LONDON, Mar 30 – Britain escaped from a record recession in better shape than previously thought in the fourth quarter of 2009, revised data showed Tuesday, but analysts agreed that the outlook remained weak.
Gross domestic product — the value of all the goods and services produced in the economy — grew by 0.4 percent in the three months to the end of December, the Office for National Statistics (ONS) said in a statement.
The third and final estimate was stronger than the previous reading of 0.3-percent expansion. Market expectations had been for no change in the figure.
The upward revision, driven by improved readings in the services, construction and agricultural sectors, comes after the ONS had already upgraded the data last month.

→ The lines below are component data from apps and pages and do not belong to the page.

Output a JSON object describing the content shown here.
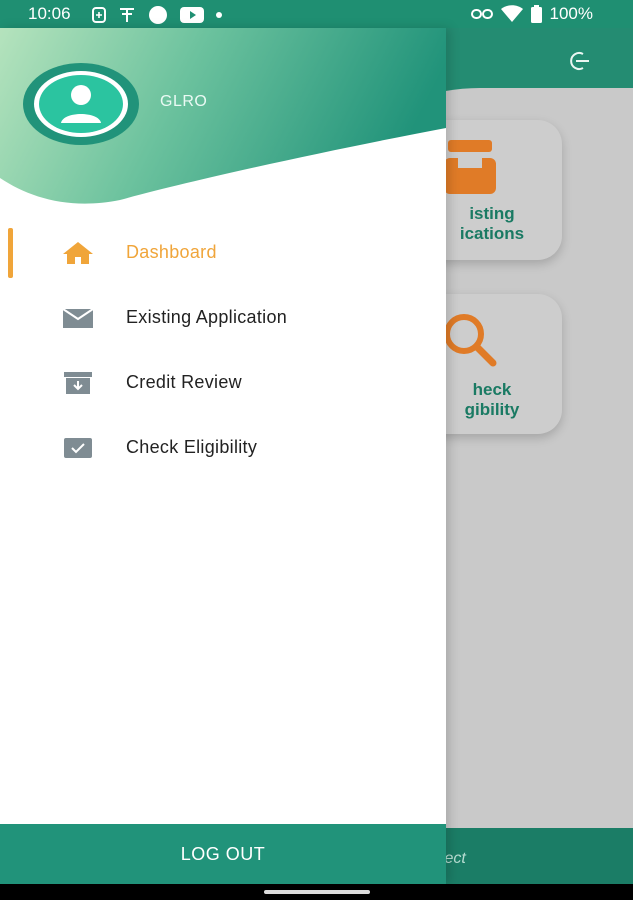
{
  "status_bar": {
    "time": "10:06",
    "battery": "100%"
  },
  "background_app": {
    "cards": [
      {
        "label_line1": "isting",
        "label_line2": "ications",
        "icon": "inbox-tray-icon"
      },
      {
        "label_line1": "heck",
        "label_line2": "gibility",
        "icon": "search-icon"
      }
    ],
    "tagline": "fect",
    "accent_color": "#e07b27"
  },
  "drawer": {
    "username": "GLRO",
    "menu": [
      {
        "label": "Dashboard",
        "icon": "home-icon",
        "active": true
      },
      {
        "label": "Existing Application",
        "icon": "mail-icon",
        "active": false
      },
      {
        "label": "Credit Review",
        "icon": "archive-download-icon",
        "active": false
      },
      {
        "label": "Check Eligibility",
        "icon": "checkbox-icon",
        "active": false
      }
    ],
    "logout_label": "LOG OUT"
  },
  "colors": {
    "primary": "#21937a",
    "active": "#f0a53a",
    "icon_gray": "#7f8c93"
  }
}
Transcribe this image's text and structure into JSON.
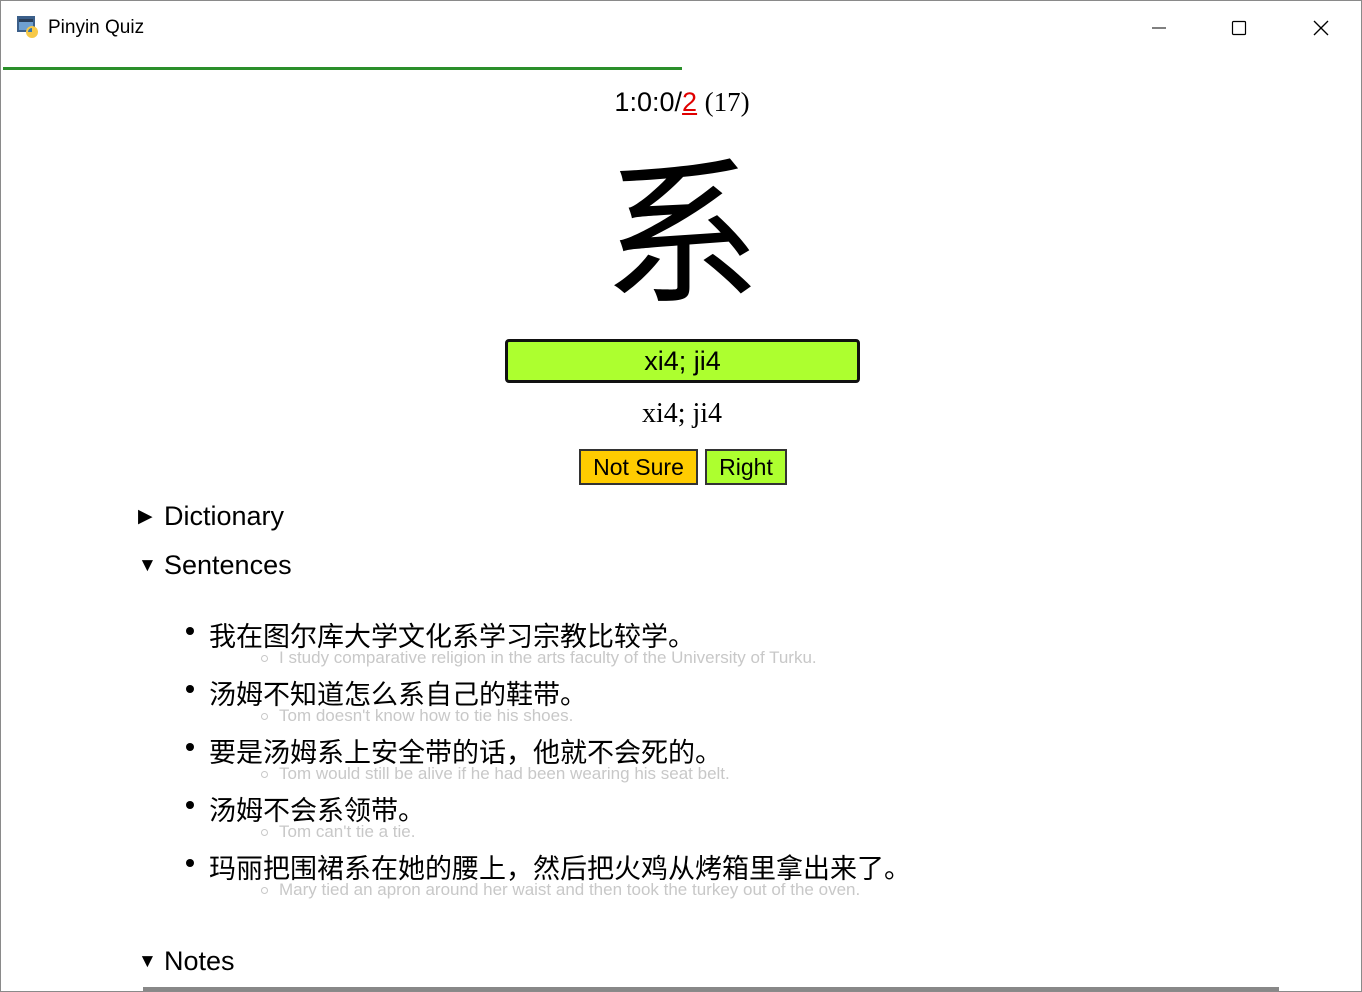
{
  "window": {
    "title": "Pinyin Quiz"
  },
  "progress": {
    "fraction": 0.5
  },
  "score": {
    "right": "1",
    "sep1": ":",
    "unsure": "0",
    "sep2": ":",
    "streak": "0",
    "slash": "/",
    "wrong": "2",
    "remaining": "(17)"
  },
  "quiz": {
    "character": "系",
    "input_value": "xi4; ji4",
    "correct_answer": "xi4; ji4"
  },
  "buttons": {
    "not_sure": "Not Sure",
    "right": "Right"
  },
  "sections": {
    "dictionary": "Dictionary",
    "sentences": "Sentences",
    "notes": "Notes"
  },
  "sentences": [
    {
      "zh": "我在图尔库大学文化系学习宗教比较学。",
      "en": "I study comparative religion in the arts faculty of the University of Turku."
    },
    {
      "zh": "汤姆不知道怎么系自己的鞋带。",
      "en": "Tom doesn't know how to tie his shoes."
    },
    {
      "zh": "要是汤姆系上安全带的话，他就不会死的。",
      "en": "Tom would still be alive if he had been wearing his seat belt."
    },
    {
      "zh": "汤姆不会系领带。",
      "en": "Tom can't tie a tie."
    },
    {
      "zh": "玛丽把围裙系在她的腰上，然后把火鸡从烤箱里拿出来了。",
      "en": "Mary tied an apron around her waist and then took the turkey out of the oven."
    }
  ],
  "colors": {
    "progress": "#2a8f2a",
    "input_bg": "#adff2f",
    "not_sure_bg": "#ffcc00",
    "right_bg": "#adff2f",
    "wrong_count": "#e00000"
  }
}
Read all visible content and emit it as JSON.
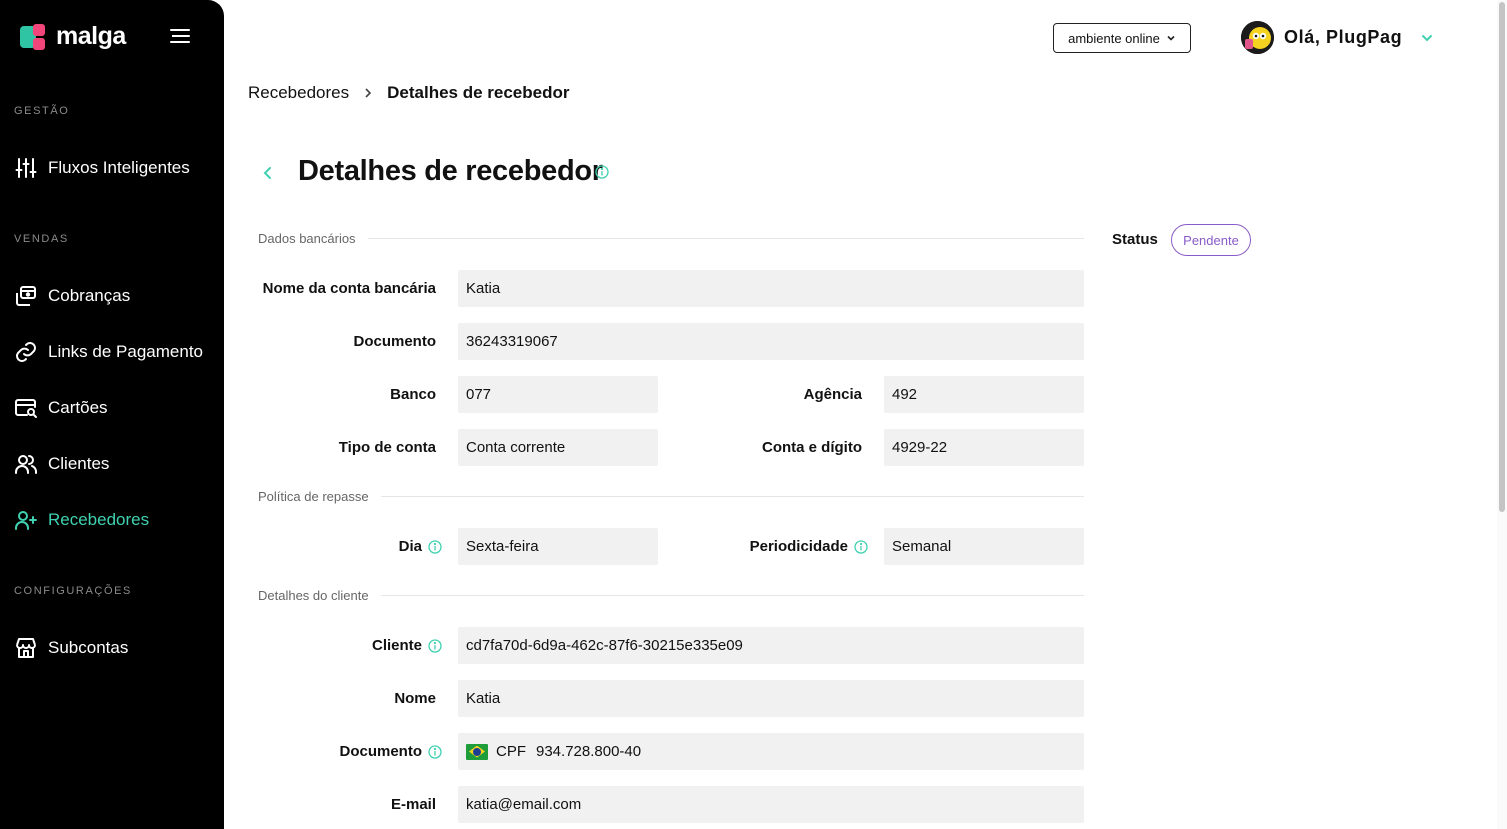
{
  "brand": {
    "name": "malga"
  },
  "sidebar": {
    "sections": [
      {
        "title": "GESTÃO"
      },
      {
        "title": "VENDAS"
      },
      {
        "title": "CONFIGURAÇÕES"
      }
    ],
    "items": [
      {
        "label": "Fluxos Inteligentes",
        "icon": "sliders-icon"
      },
      {
        "label": "Cobranças",
        "icon": "charges-icon"
      },
      {
        "label": "Links de Pagamento",
        "icon": "link-icon"
      },
      {
        "label": "Cartões",
        "icon": "card-search-icon"
      },
      {
        "label": "Clientes",
        "icon": "users-icon"
      },
      {
        "label": "Recebedores",
        "icon": "user-plus-icon",
        "active": true
      },
      {
        "label": "Subcontas",
        "icon": "store-icon"
      }
    ],
    "active_color": "#3fd1b0"
  },
  "header": {
    "environment": "ambiente online",
    "greeting": "Olá, PlugPag"
  },
  "breadcrumb": {
    "parent": "Recebedores",
    "current": "Detalhes de recebedor"
  },
  "page": {
    "title": "Detalhes de recebedor"
  },
  "status": {
    "label": "Status",
    "value": "Pendente",
    "color": "#8a5cc8"
  },
  "bank": {
    "section_title": "Dados bancários",
    "account_name_label": "Nome da conta bancária",
    "account_name": "Katia",
    "document_label": "Documento",
    "document": "36243319067",
    "bank_label": "Banco",
    "bank": "077",
    "agency_label": "Agência",
    "agency": "492",
    "account_type_label": "Tipo de conta",
    "account_type": "Conta corrente",
    "account_number_label": "Conta e dígito",
    "account_number": "4929-22"
  },
  "transfer": {
    "section_title": "Política de repasse",
    "day_label": "Dia",
    "day": "Sexta-feira",
    "period_label": "Periodicidade",
    "period": "Semanal"
  },
  "customer": {
    "section_title": "Detalhes do cliente",
    "client_label": "Cliente",
    "client_id": "cd7fa70d-6d9a-462c-87f6-30215e335e09",
    "name_label": "Nome",
    "name": "Katia",
    "document_label": "Documento",
    "document_type": "CPF",
    "document": "934.728.800-40",
    "email_label": "E-mail",
    "email": "katia@email.com"
  }
}
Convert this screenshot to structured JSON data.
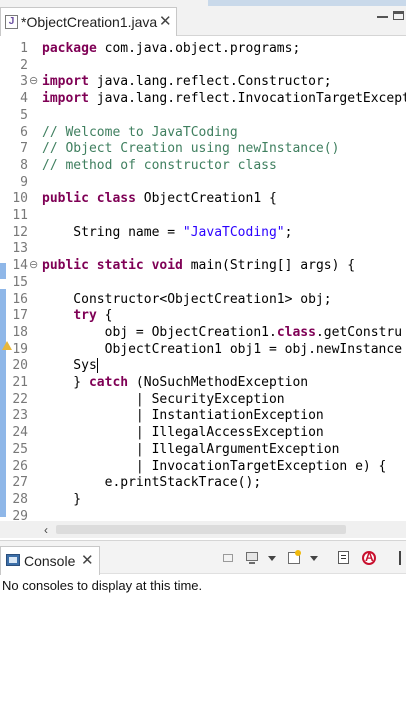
{
  "editor_tab": {
    "label": "*ObjectCreation1.java",
    "close": "✕",
    "file_icon_letter": "J"
  },
  "code_lines": [
    {
      "n": "1",
      "html": "<span class=\"kw\">package</span> com.java.object.programs;"
    },
    {
      "n": "2",
      "html": ""
    },
    {
      "n": "3",
      "fold": "⊖",
      "html": "<span class=\"kw\">import</span> java.lang.reflect.Constructor;"
    },
    {
      "n": "4",
      "html": "<span class=\"kw\">import</span> java.lang.reflect.InvocationTargetExcept"
    },
    {
      "n": "5",
      "html": ""
    },
    {
      "n": "6",
      "html": "<span class=\"cm\">// Welcome to JavaTCoding</span>"
    },
    {
      "n": "7",
      "html": "<span class=\"cm\">// Object Creation using newInstance()</span>"
    },
    {
      "n": "8",
      "html": "<span class=\"cm\">// method of constructor class</span>"
    },
    {
      "n": "9",
      "html": ""
    },
    {
      "n": "10",
      "html": "<span class=\"kw\">public class</span> ObjectCreation1 {"
    },
    {
      "n": "11",
      "html": ""
    },
    {
      "n": "12",
      "html": "    String name = <span class=\"st\">\"JavaTCoding\"</span>;"
    },
    {
      "n": "13",
      "html": ""
    },
    {
      "n": "14",
      "fold": "⊖",
      "html": "<span class=\"kw\">public static void</span> main(String[] args) {"
    },
    {
      "n": "15",
      "html": ""
    },
    {
      "n": "16",
      "html": "    Constructor&lt;ObjectCreation1&gt; obj;"
    },
    {
      "n": "17",
      "html": "    <span class=\"kw\">try</span> {"
    },
    {
      "n": "18",
      "html": "        obj = ObjectCreation1.<span class=\"kw\">class</span>.getConstru"
    },
    {
      "n": "19",
      "html": "        ObjectCreation1 obj1 = obj.newInstance"
    },
    {
      "n": "20",
      "html": "    Sys<span class=\"cursor\"></span>"
    },
    {
      "n": "21",
      "html": "    } <span class=\"kw\">catch</span> (NoSuchMethodException"
    },
    {
      "n": "22",
      "html": "            | SecurityException"
    },
    {
      "n": "23",
      "html": "            | InstantiationException"
    },
    {
      "n": "24",
      "html": "            | IllegalAccessException"
    },
    {
      "n": "25",
      "html": "            | IllegalArgumentException"
    },
    {
      "n": "26",
      "html": "            | InvocationTargetException e) {"
    },
    {
      "n": "27",
      "html": "        e.printStackTrace();"
    },
    {
      "n": "28",
      "html": "    }"
    },
    {
      "n": "29",
      "html": ""
    }
  ],
  "console": {
    "tab_label": "Console",
    "close": "✕",
    "message": "No consoles to display at this time."
  },
  "colors": {
    "keyword": "#7f0055",
    "comment": "#3f7f5f",
    "string": "#2a00ff",
    "line_number": "#787878",
    "gutter_marker": "#8fb7e8"
  }
}
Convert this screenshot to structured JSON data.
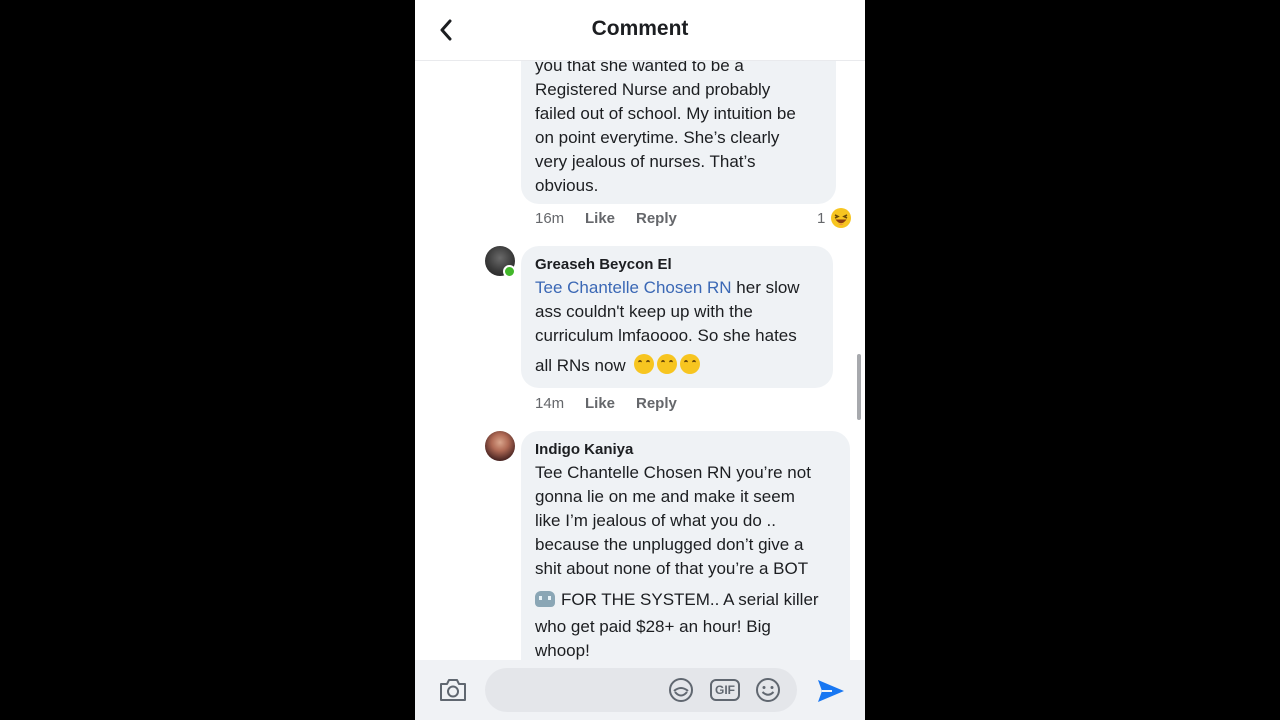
{
  "header": {
    "title": "Comment"
  },
  "comments": [
    {
      "lines": [
        "you that she wanted to be a",
        "Registered Nurse and probably",
        "failed out of school. My intuition be",
        "on point everytime. She’s clearly",
        "very jealous of nurses. That’s",
        "obvious."
      ],
      "time": "16m",
      "like": "Like",
      "reply": "Reply",
      "reaction_count": "1",
      "reaction_icon": "haha-reaction-icon"
    },
    {
      "author": "Greaseh Beycon El",
      "mention": "Tee Chantelle Chosen RN",
      "lines": [
        " her slow",
        "ass couldn't keep up with the",
        "curriculum lmfaoooo. So she hates",
        "all RNs now"
      ],
      "emoji": "rolling-on-floor-laughing-emoji",
      "time": "14m",
      "like": "Like",
      "reply": "Reply"
    },
    {
      "author": "Indigo Kaniya",
      "lines": [
        "Tee Chantelle Chosen RN you’re not",
        "gonna lie on me and make it seem",
        "like I’m jealous of what you do ..",
        "because the unplugged don’t give a",
        "shit about none of that you’re a BOT",
        "FOR THE SYSTEM.. A serial killer",
        "who get paid $28+ an hour! Big",
        "whoop!"
      ],
      "emoji": "robot-face-emoji"
    }
  ],
  "composer": {
    "placeholder": ""
  },
  "icons": {
    "back": "back-arrow-icon",
    "camera": "camera-icon",
    "sticker": "sticker-icon",
    "gif": "GIF",
    "emoji": "emoji-icon",
    "send": "send-icon"
  },
  "colors": {
    "mention": "#3b68b5",
    "send": "#1877f2",
    "bubble": "#eff2f5"
  }
}
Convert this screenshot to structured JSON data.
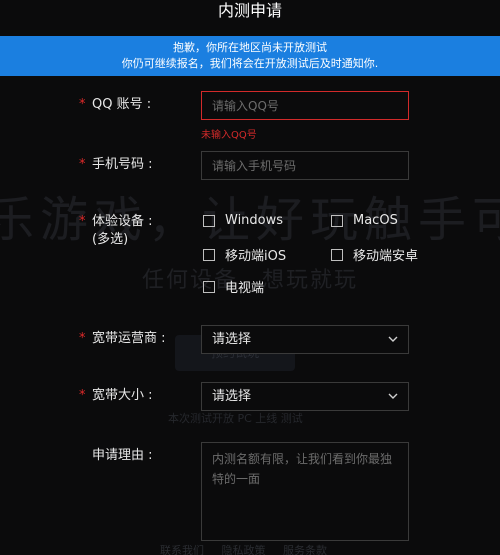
{
  "header": {
    "title": "内测申请"
  },
  "banner": {
    "line1": "抱歉，你所在地区尚未开放测试",
    "line2": "你仍可继续报名，我们将会在开放测试后及时通知你."
  },
  "background": {
    "headline": "乐游戏，让好玩触手可及",
    "subline": "任何设备，想玩就玩",
    "button": "预约试玩",
    "note": "本次测试开放 PC 上线 测试",
    "footer": "联系我们 隐私政策 服务条款"
  },
  "form": {
    "required_mark": "*",
    "qq": {
      "label": "QQ 账号 :",
      "placeholder": "请输入QQ号",
      "value": "",
      "error": "未输入QQ号"
    },
    "phone": {
      "label": "手机号码 :",
      "placeholder": "请输入手机号码",
      "value": ""
    },
    "device": {
      "label_line1": "体验设备 :",
      "label_line2": "(多选)",
      "options": [
        {
          "label": "Windows",
          "checked": false
        },
        {
          "label": "MacOS",
          "checked": false
        },
        {
          "label": "移动端iOS",
          "checked": false
        },
        {
          "label": "移动端安卓",
          "checked": false
        },
        {
          "label": "电视端",
          "checked": false
        }
      ]
    },
    "isp": {
      "label": "宽带运营商 :",
      "selected": "请选择"
    },
    "bandwidth": {
      "label": "宽带大小 :",
      "selected": "请选择"
    },
    "reason": {
      "label": "申请理由 :",
      "placeholder": "内测名额有限，让我们看到你最独特的一面",
      "value": ""
    }
  },
  "icons": {
    "chevron": "chevron-down-icon",
    "resize": "resize-grip-icon"
  },
  "colors": {
    "background": "#0b0b0c",
    "banner": "#1b7fe0",
    "required": "#e02a2a",
    "error": "#d22a2a",
    "border": "#3a3a3a",
    "text": "#e8e8e8",
    "placeholder": "#6c6c6c"
  }
}
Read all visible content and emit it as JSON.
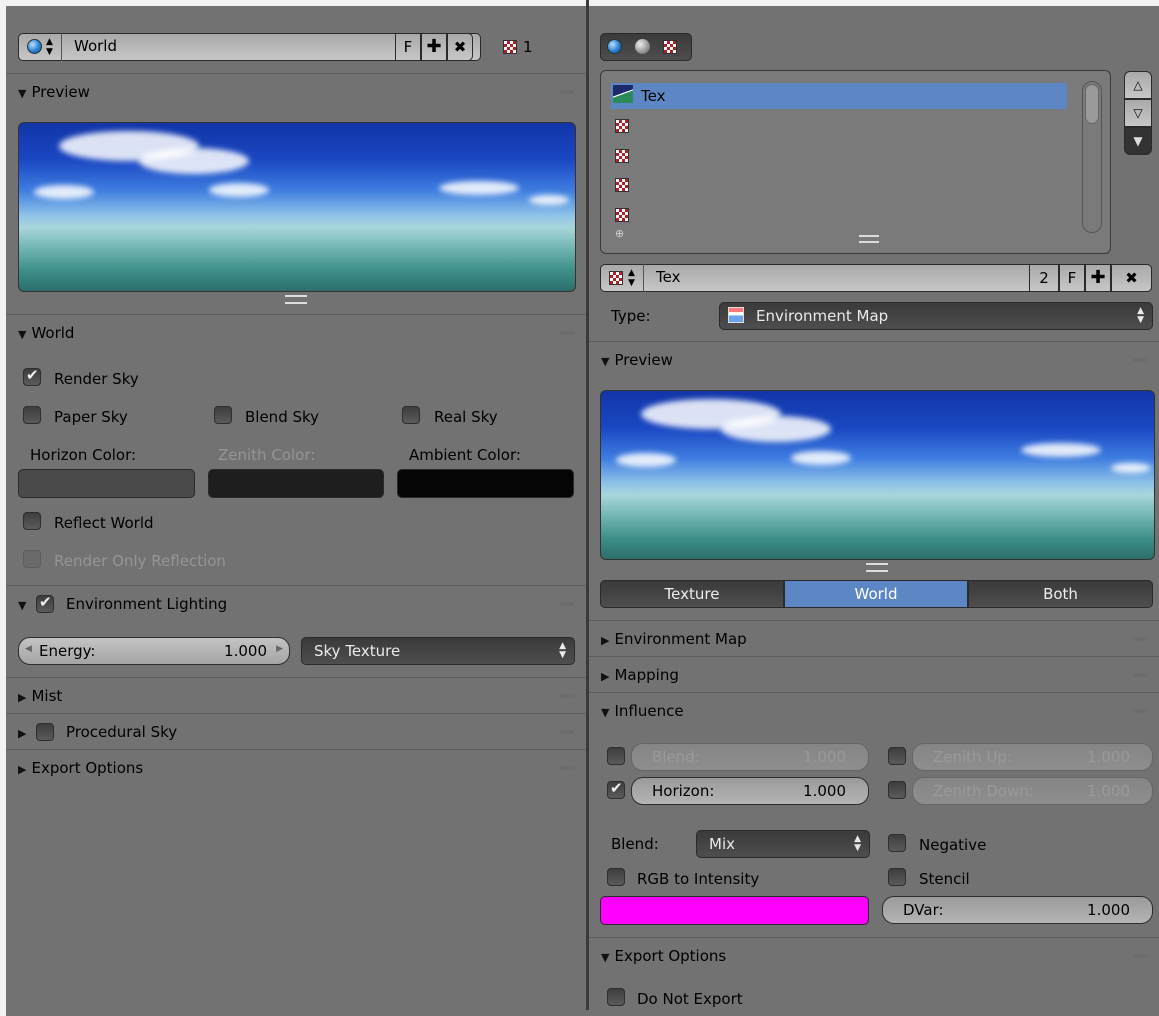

"The further upward revision to the fourth quarter … suggests that the economy exited recession with a bit more momentum than previously thought at the end of last year," said Capital Economics analyst Jonathan Loynes.
"While (the) figures perhaps provide a fractionally stronger platform for growth in 2010, the outlook remains fundamentally weak."
News of upwardly-revised growth comes with just weeks before Prime Minister Gordon Brown is expected to face a general election on May 6.
"To hear that Britain emerged from its worst post-war recession stronger than expected is clearly good news for future growth," added City Index analyst Nick Serff.
"However, there remains a lot of uncertainty as to whether this momentum can carry."
And the ONS added Tuesday that the economy shrank by a record 4.9 percent last year, which was a slight improvement on the prior estimate for a contraction of 5.0 percent.
However, the last three months of 2009 marked the end of a deep recession following six successive quarters of contraction.
"The latest estimate of GDP … was higher than expectations and means the longest, deepest recession since official records began has ended," said economist Charles Davis at the Centre for Economics and Business Research.
"However, there are still concerns on the sustainability of the recovery as growth was largely driven by consumer and government spending — factors that are likely to wear off through 2010."
British GDP meanwhile shrank 3.1 percent in the fourth quarter, compared with the October-December period in 2008. That compared with the previous reading of a 3.3-percent contraction.
Finance minister Alistair Darling forecast last week in a pre-election budget statement that the economy would grow by a weaker-than-expected 3.0-3.5 percent in 2011.
Britain\’s Labour government vowed last Wednesday to hike taxes on the rich to help the poor hit by the global downturn and cut borrowing targets in a budget unveiled weeks before a knife-edge election.